Miami was staring down not having a campus, and having to play their home games somewhere else if they were even able to finish the season. Such was the serious nature of this storm.

But it drifted west. It still caused damage across South Florida, but that damage is recoverable. The tri-county area will be a little brighter with the leaves stripped off trees. We got very, very lucky.

The Keys did not. Our fortune was their misfortune. Our neighbors to the south and, later our neighbors to the west, took that bullet.

And that is probably the most base human instinct surrounding these events. At some point, it becomes apparent that the storm is going to hit somewhere and we all shift into self-preservation. Missing land entirely is no longer an option. It is then that you are forced to root that something horrible happens to someone else so it doesn’t happen to you.

As Irma pushed ever westward, South Florida exhaled. Yes, we’d still get hit with significant wind, but a Category 5 storm rolling right up the center of Florida and over the tri-county area was off the table.

But we also knew that the horror which we expected to be greeted with was still delivered, just not to us. And there is a level of guilt there.

While Florida is often the butt of jokes due to its quirkiness, it is that same quirkiness that makes it so resilient. Perhaps because Florida is a such a diverse melting pot that it’s strength arises from that diversity. But hurricanes have been crisscrossing this state with regularity for decades, leaving no part untouched, and the state keeps coming back.

And it will again, even if Irma was the worst storm we’ve seen in over 10 years. The Keys will come back too. I’m reminded of one of my favorite quotes from Thomas Moore:

You may break, you may shatter the vase, if you will, but the scent of the roses will hang round it still.

The smell from the roses still lingers. And we’ll get a new vase, which will allow new roses to bloom. From the Keys in the south all the way to flooded Jacksonville in the north.

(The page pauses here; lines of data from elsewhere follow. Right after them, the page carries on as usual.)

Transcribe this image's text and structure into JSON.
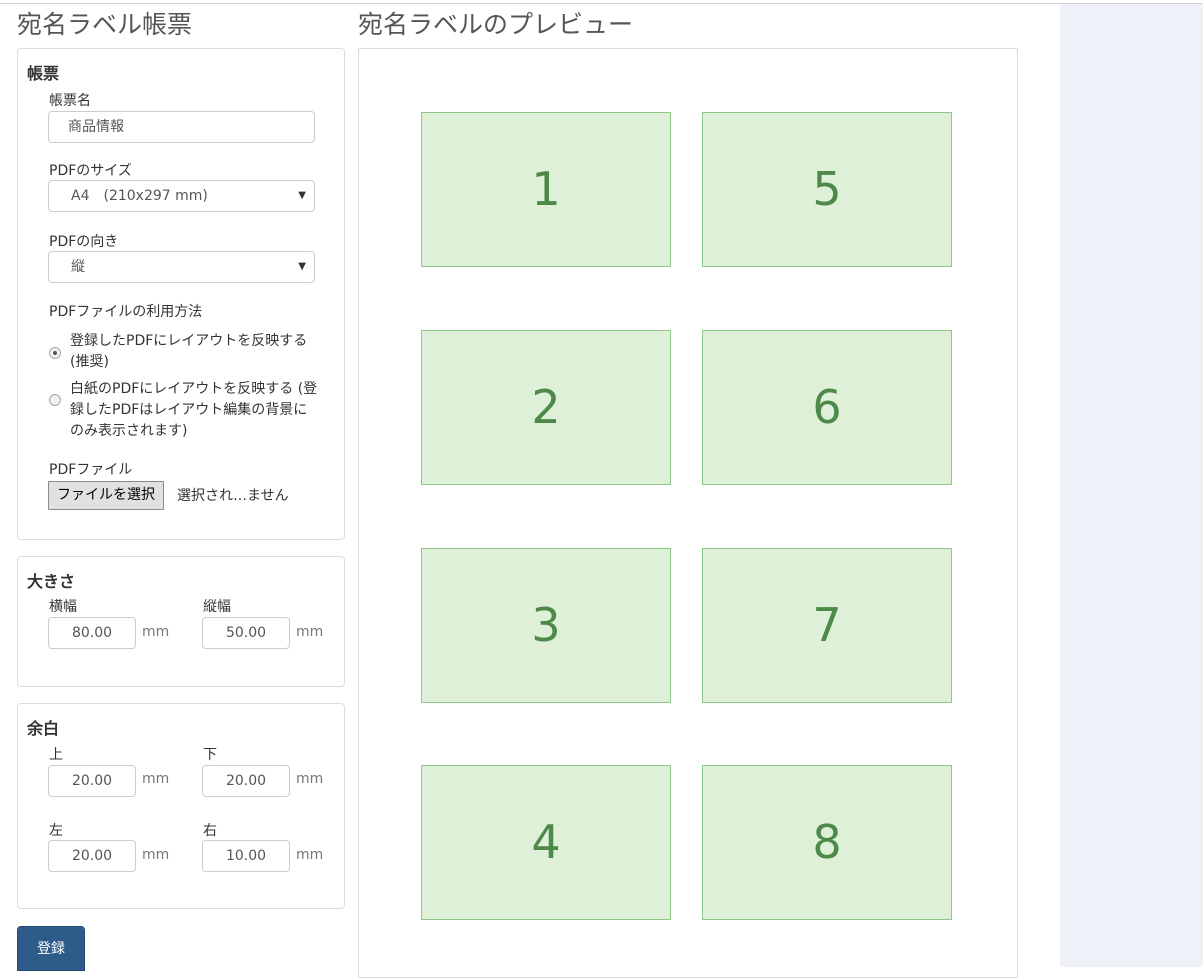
{
  "form_title": "宛名ラベル帳票",
  "preview_title": "宛名ラベルのプレビュー",
  "form_panel": {
    "heading": "帳票",
    "name_label": "帳票名",
    "name_value": "商品情報",
    "pdf_size_label": "PDFのサイズ",
    "pdf_size_value": "A4　(210x297 mm)",
    "pdf_orientation_label": "PDFの向き",
    "pdf_orientation_value": "縦",
    "usage_label": "PDFファイルの利用方法",
    "usage_options": [
      {
        "label": "登録したPDFにレイアウトを反映する (推奨)",
        "checked": true
      },
      {
        "label": "白紙のPDFにレイアウトを反映する (登録したPDFはレイアウト編集の背景にのみ表示されます)",
        "checked": false
      }
    ],
    "pdf_file_label": "PDFファイル",
    "file_button_label": "ファイルを選択",
    "file_status": "選択され…ません"
  },
  "size_panel": {
    "heading": "大きさ",
    "width_label": "横幅",
    "width_value": "80.00",
    "height_label": "縦幅",
    "height_value": "50.00",
    "unit": "mm"
  },
  "margin_panel": {
    "heading": "余白",
    "top_label": "上",
    "top_value": "20.00",
    "bottom_label": "下",
    "bottom_value": "20.00",
    "left_label": "左",
    "left_value": "20.00",
    "right_label": "右",
    "right_value": "10.00",
    "unit": "mm"
  },
  "submit_label": "登録",
  "preview_labels": [
    "1",
    "5",
    "2",
    "6",
    "3",
    "7",
    "4",
    "8"
  ],
  "colors": {
    "label_fill": "#dff0d8",
    "label_border": "#8fc98a",
    "label_text": "#4d8a49",
    "primary_button": "#2e5c8a"
  }
}
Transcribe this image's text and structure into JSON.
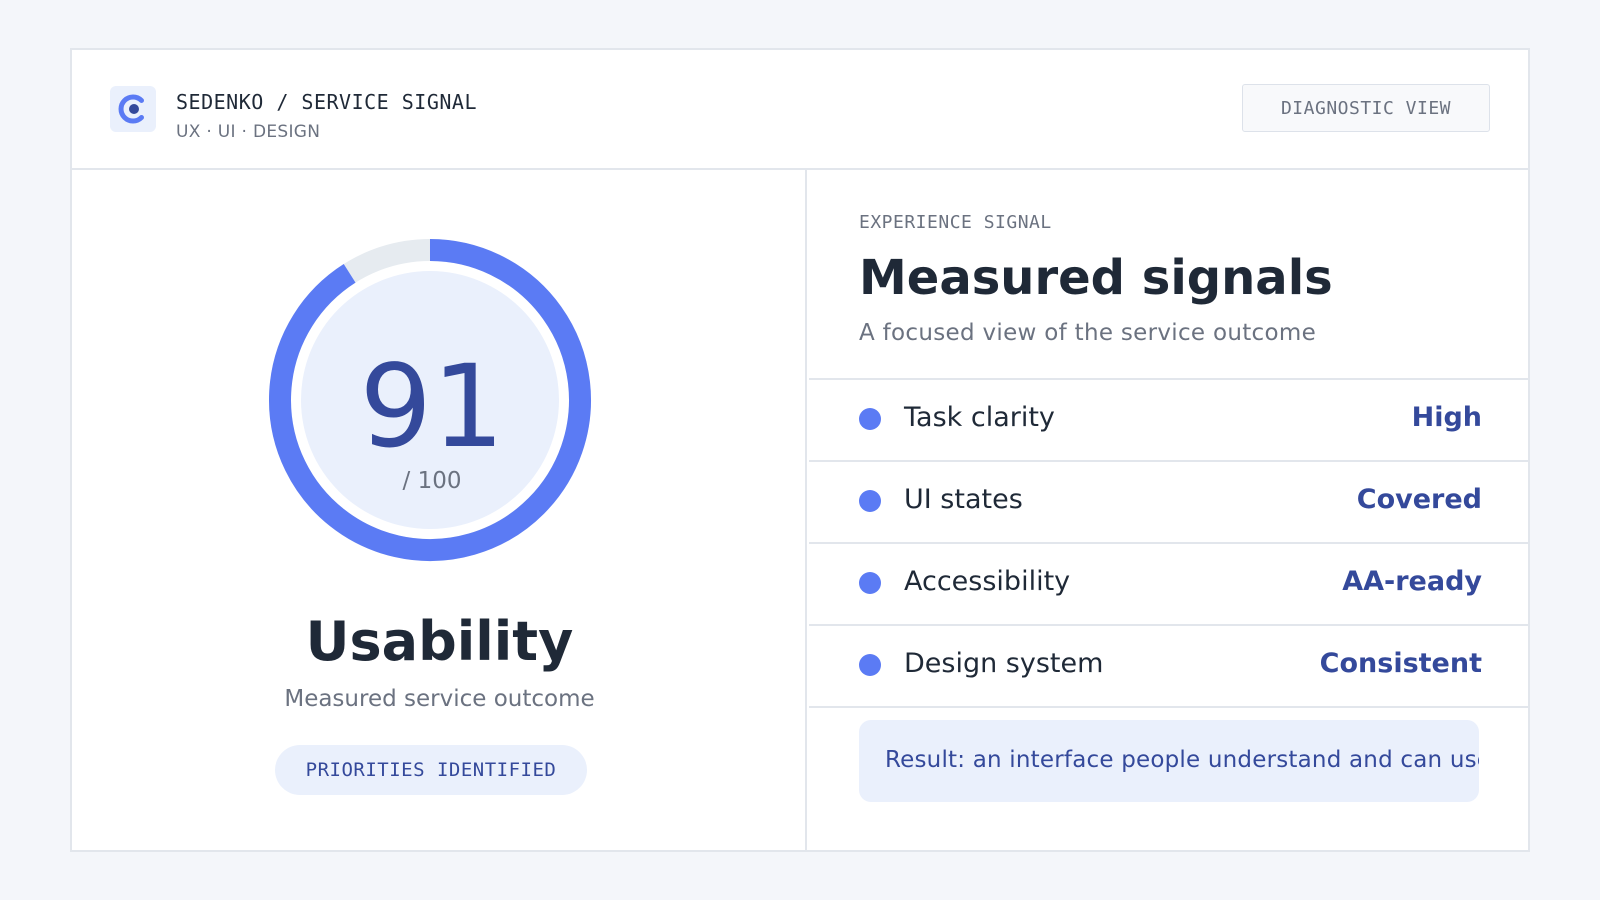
{
  "header": {
    "brand_title": "SEDENKO / SERVICE SIGNAL",
    "brand_subtitle": "UX · UI · DESIGN",
    "logo_icon": "c-logo-icon",
    "view_button": "DIAGNOSTIC VIEW"
  },
  "score": {
    "value": "91",
    "max_label": "/ 100",
    "gauge_fraction": 0.91,
    "metric": "Usability",
    "description": "Measured service outcome",
    "status_pill": "PRIORITIES IDENTIFIED"
  },
  "signals": {
    "eyebrow": "EXPERIENCE SIGNAL",
    "title": "Measured signals",
    "subtitle": "A focused view of the service outcome",
    "items": [
      {
        "label": "Task clarity",
        "value": "High"
      },
      {
        "label": "UI states",
        "value": "Covered"
      },
      {
        "label": "Accessibility",
        "value": "AA-ready"
      },
      {
        "label": "Design system",
        "value": "Consistent"
      }
    ],
    "result": "Result: an interface people understand and can use without"
  },
  "colors": {
    "accent": "#5b7bf4",
    "accent_dark": "#34499b",
    "soft_bg": "#eaf0fc",
    "track": "#e6ebf0",
    "page_bg": "#f4f6fa"
  }
}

And we’ll return to caring about sports. It will once again serve as an escape. When the Canes finally take the field against Toledo next week, it will be cathartic. A return to normalcy.

But with a new sense of appreciation. An appreciation that we once again have the luxury to care about the trivial things in life, rather than worrying about life and death, and a storm called Irma.